[Task material Boundary: Start]
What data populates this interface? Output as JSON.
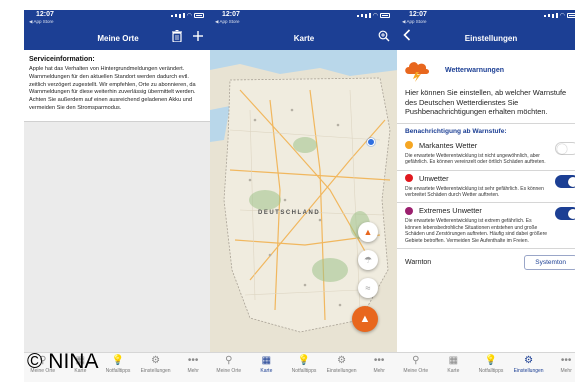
{
  "status": {
    "time": "12:07",
    "back_app": "◀ App Store"
  },
  "screen1": {
    "title": "Meine Orte",
    "info_heading": "Serviceinformation:",
    "info_text": "Apple hat das Verhalten von Hintergrundmeldungen verändert. Warnmeldungen für den aktuellen Standort werden dadurch evtl. zeitlich verzögert zugestellt. Wir empfehlen, Orte zu abonnieren, da Warnmeldungen für diese weiterhin zuverlässig übermittelt werden. Achten Sie außerdem auf einen ausreichend geladenen Akku und vermeiden Sie den Stromsparmodus."
  },
  "screen2": {
    "title": "Karte",
    "map_country": "DEUTSCHLAND"
  },
  "screen3": {
    "title": "Einstellungen",
    "warn_title": "Wetterwarnungen",
    "warn_desc": "Hier können Sie einstellen, ab welcher Warnstufe des Deutschen Wetterdienstes Sie Pushbenachrichtigungen erhalten möchten.",
    "section_head": "Benachrichtigung ab Warnstufe:",
    "levels": [
      {
        "name": "Markantes Wetter",
        "color": "#f5a623",
        "on": false,
        "desc": "Die erwartete Wetterentwicklung ist nicht ungewöhnlich, aber gefährlich. Es können vereinzelt oder örtlich Schäden auftreten."
      },
      {
        "name": "Unwetter",
        "color": "#e0191f",
        "on": true,
        "desc": "Die erwartete Wetterentwicklung ist sehr gefährlich. Es können verbreitet Schäden durch Wetter auftreten."
      },
      {
        "name": "Extremes Unwetter",
        "color": "#9b1f6e",
        "on": true,
        "desc": "Die erwartete Wetterentwicklung ist extrem gefährlich. Es können lebensbedrohliche Situationen entstehen und große Schäden und Zerstörungen auftreten. Häufig sind dabei größere Gebiete betroffen. Vermeiden Sie Aufenthalte im Freien."
      }
    ],
    "warnton_label": "Warnton",
    "warnton_button": "Systemton"
  },
  "tabs": [
    "Meine Orte",
    "Karte",
    "Notfalltipps",
    "Einstellungen",
    "Mehr"
  ],
  "tabs_partial": [
    "Meine Orte",
    "Karte",
    "Notfalltipps",
    "Einstellungen",
    "Mehr"
  ],
  "watermark": "© NINA",
  "colors": {
    "primary": "#1c3f94",
    "accent": "#e8671e"
  }
}
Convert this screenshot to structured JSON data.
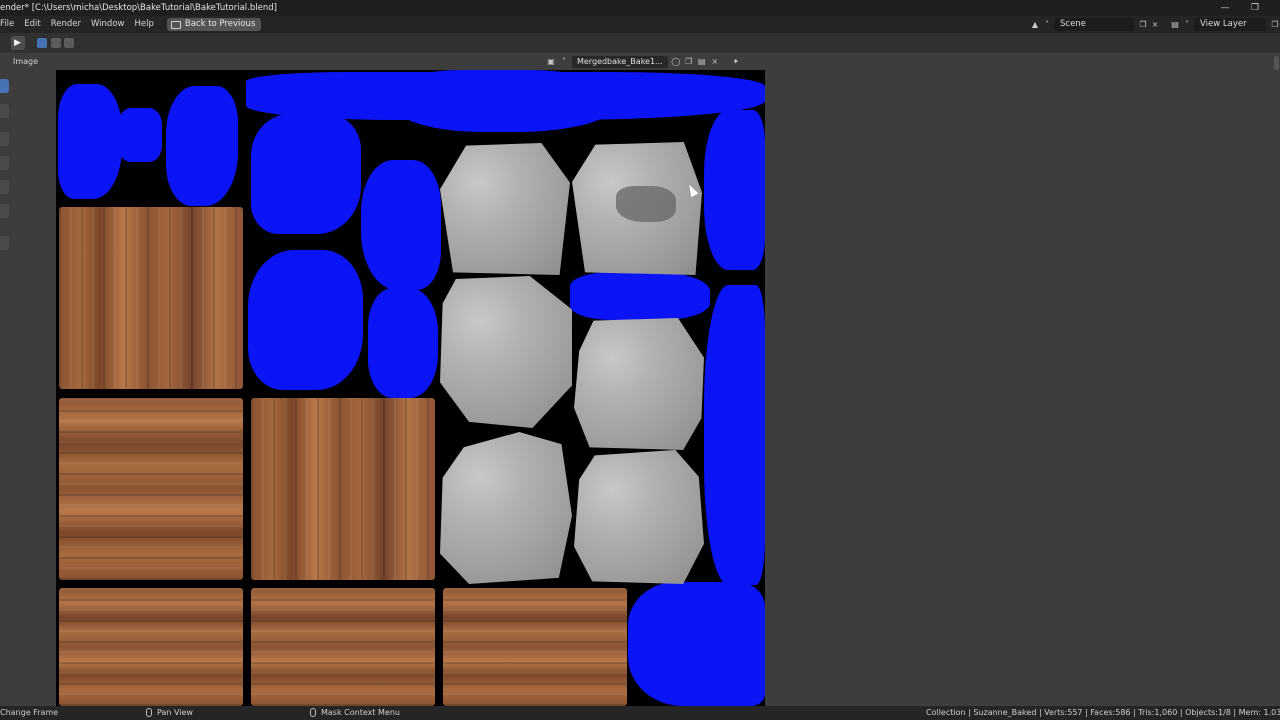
{
  "window": {
    "title": "ender* [C:\\Users\\micha\\Desktop\\BakeTutorial\\BakeTutorial.blend]",
    "minimize_icon": "minimize-icon",
    "restore_icon": "restore-icon"
  },
  "menu": {
    "items": [
      "File",
      "Edit",
      "Render",
      "Window",
      "Help"
    ],
    "back_button": "Back to Previous",
    "scene": "Scene",
    "view_layer": "View Layer"
  },
  "editor": {
    "panel_label": "Image",
    "image_name": "Mergedbake_Bake1...",
    "accent": "#4772b3"
  },
  "canvas": {
    "colors": {
      "background": "#000000",
      "bake_fill": "#0a14f5",
      "wood": "#a56a3f",
      "stone": "#b2b2b2"
    }
  },
  "status": {
    "left": "Change Frame",
    "middle": "Pan View",
    "right_ctx": "Mask Context Menu",
    "stats": "Collection | Suzanne_Baked | Verts:557 | Faces:586 | Tris:1,060 | Objects:1/8 | Mem: 1.03 GiB | 2.83.0"
  }
}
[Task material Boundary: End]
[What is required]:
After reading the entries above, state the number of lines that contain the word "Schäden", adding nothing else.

[Problem solution]:
3